“Looking at the convenience of not paying mileage, not paying parking fees and comparing that — so far, it’s very positive,” Barbato said. “The employees are loving it because it’s much easier for them not to drive, especially where this pilot is, which is Toronto.”
That employee satisfaction makes the ride-hailing service a potential aid in worker retention, she said.
“We have an aging demographic in our employee base. I think our average age for frontline staff right now is around 49 or 50,” Barbato said. “So that’s definitely something that we need to be continually aware of — how we can make their jobs less labor-intensive.”
Revera also is interested in determining whether the platform can benefit the company in less-populated areas, Barbato said.

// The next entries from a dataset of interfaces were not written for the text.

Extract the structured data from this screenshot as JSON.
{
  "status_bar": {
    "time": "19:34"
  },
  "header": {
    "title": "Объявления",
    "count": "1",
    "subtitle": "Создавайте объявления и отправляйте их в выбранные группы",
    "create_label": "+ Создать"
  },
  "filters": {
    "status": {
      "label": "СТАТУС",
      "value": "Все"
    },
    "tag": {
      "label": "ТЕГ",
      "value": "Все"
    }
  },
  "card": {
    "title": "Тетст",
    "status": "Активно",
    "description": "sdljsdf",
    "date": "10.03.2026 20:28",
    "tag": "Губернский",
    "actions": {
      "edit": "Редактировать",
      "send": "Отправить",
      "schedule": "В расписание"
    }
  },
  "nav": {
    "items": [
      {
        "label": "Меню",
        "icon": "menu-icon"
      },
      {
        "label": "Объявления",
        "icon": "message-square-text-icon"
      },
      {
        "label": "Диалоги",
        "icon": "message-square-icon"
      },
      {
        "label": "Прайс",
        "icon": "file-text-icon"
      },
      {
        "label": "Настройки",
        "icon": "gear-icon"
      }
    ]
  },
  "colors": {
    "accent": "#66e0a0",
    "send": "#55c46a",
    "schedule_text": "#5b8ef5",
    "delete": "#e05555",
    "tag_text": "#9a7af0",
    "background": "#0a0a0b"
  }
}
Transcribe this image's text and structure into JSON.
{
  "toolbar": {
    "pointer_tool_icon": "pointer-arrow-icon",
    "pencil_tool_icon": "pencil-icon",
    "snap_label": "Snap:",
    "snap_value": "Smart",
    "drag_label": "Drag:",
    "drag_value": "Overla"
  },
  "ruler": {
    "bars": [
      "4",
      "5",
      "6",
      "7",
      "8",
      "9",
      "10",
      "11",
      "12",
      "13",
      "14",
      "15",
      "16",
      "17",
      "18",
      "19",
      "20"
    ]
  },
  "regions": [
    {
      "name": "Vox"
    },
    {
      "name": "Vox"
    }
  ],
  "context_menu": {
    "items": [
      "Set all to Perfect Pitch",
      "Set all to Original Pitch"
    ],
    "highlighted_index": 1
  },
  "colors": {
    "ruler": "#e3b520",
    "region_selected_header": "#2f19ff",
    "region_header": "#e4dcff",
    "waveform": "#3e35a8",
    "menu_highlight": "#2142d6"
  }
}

“We have some hard-to-serve areas, more rural areas, and it’ll be interesting to see if we can work with them around recruiting drivers for areas that are hard to service, so that you make that match,” she said.
Revera also plans to test UberCentral to order larger or multiple vehicles simultaneously to take residents to group activities planned by a community, Barbato said.
“There are often external events — going to the theater, going to the casino — and it can be difficult to manage fluctuating numbers or changes that happen at the very last minute. You might order a bus for 12 people but you need a bus for 20,” she said. “So the next phase that we’re going to be piloting is looking at what happens if we use this as an alternative. How much does it cost us, one over the other? What is the satisfaction level of our residents? What is the satisfaction of our staff? Does it make their lives easier and give them more time?”
In the United States
Revera is the only senior housing or residential long-term care provider in North America to work directly with Uber to test the platform. Early testers of UberCentral in the United States include three organizations that serve seniors, however, an Uber representative told McKnight’s Senior Living.
Among those organizations is Atlanta-based Common Courtesy, a nonprofit that promotes mobility by facilitating UberCentral accounts for individuals and organizations. One of Common Courtesy’s organizational users, according to its website, is Clairmont Crest, an affordable independent and assisted living community for those aged 50 or more years that is located in Decatur, GA, and is part of Baptist Retirement Communities of Georgia.
Other UberCentral pilot-testers in the United States include the Dorothy C. Benson Senior Multipurpose Center, a senior center in Atlanta, and 24Hr HomeCare, a Los Angeles-based home care provider with 13 locations in Arizona, California and Texas.
UberCentral became available to all U.S. and Canadian businesses on July 28. Businesses can learn more and sign up for free at https://uber-central.com/.